**Description of the task:**
Give the entries again exactly, every one of them.

[Data records for software interfaces]
□ □ □ □

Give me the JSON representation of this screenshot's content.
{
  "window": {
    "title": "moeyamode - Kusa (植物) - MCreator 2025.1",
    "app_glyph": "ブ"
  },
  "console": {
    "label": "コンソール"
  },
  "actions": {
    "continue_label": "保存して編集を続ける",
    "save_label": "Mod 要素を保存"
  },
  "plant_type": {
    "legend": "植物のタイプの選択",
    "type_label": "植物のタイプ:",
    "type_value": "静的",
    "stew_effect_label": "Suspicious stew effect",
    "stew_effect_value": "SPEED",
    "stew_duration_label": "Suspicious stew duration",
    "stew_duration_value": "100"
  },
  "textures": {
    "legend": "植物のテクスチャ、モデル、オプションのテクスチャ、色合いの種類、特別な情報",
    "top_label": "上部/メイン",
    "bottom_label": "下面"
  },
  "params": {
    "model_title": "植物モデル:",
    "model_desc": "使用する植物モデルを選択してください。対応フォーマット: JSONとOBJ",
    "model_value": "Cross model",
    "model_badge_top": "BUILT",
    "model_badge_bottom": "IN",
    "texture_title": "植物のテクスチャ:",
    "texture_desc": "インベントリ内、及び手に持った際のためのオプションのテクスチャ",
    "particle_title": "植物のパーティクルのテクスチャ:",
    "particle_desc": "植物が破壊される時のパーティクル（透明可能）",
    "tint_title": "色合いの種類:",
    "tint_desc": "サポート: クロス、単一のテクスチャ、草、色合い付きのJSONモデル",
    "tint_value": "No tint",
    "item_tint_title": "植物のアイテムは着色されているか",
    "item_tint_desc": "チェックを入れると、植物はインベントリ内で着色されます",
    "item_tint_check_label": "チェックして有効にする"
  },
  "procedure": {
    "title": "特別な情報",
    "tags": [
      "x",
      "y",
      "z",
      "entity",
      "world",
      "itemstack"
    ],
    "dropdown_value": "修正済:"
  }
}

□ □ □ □

**Task output:**
Give me the JSON representation of this screenshot's content.
{
  "window": {
    "title": "moeyamode - Kusa (植物) - MCreator 2025.1",
    "app_glyph": "ブ"
  },
  "console": {
    "label": "コンソール"
  },
  "actions": {
    "continue_label": "保存して編集を続ける",
    "save_label": "Mod 要素を保存"
  },
  "plant_type": {
    "legend": "植物のタイプの選択",
    "type_label": "植物のタイプ:",
    "type_value": "静的",
    "stew_effect_label": "Suspicious stew effect",
    "stew_effect_value": "SPEED",
    "stew_duration_label": "Suspicious stew duration",
    "stew_duration_value": "100"
  },
  "textures": {
    "legend": "植物のテクスチャ、モデル、オプションのテクスチャ、色合いの種類、特別な情報",
    "top_label": "上部/メイン",
    "bottom_label": "下面"
  },
  "params": {
    "model_title": "植物モデル:",
    "model_desc": "使用する植物モデルを選択してください。対応フォーマット: JSONとOBJ",
    "model_value": "Cross model",
    "model_badge_top": "BUILT",
    "model_badge_bottom": "IN",
    "texture_title": "植物のテクスチャ:",
    "texture_desc": "インベントリ内、及び手に持った際のためのオプションのテクスチャ",
    "particle_title": "植物のパーティクルのテクスチャ:",
    "particle_desc": "植物が破壊される時のパーティクル（透明可能）",
    "tint_title": "色合いの種類:",
    "tint_desc": "サポート: クロス、単一のテクスチャ、草、色合い付きのJSONモデル",
    "tint_value": "No tint",
    "item_tint_title": "植物のアイテムは着色されているか",
    "item_tint_desc": "チェックを入れると、植物はインベントリ内で着色されます",
    "item_tint_check_label": "チェックして有効にする"
  },
  "procedure": {
    "title": "特別な情報",
    "tags": [
      "x",
      "y",
      "z",
      "entity",
      "world",
      "itemstack"
    ],
    "dropdown_value": "修正済:"
  }
}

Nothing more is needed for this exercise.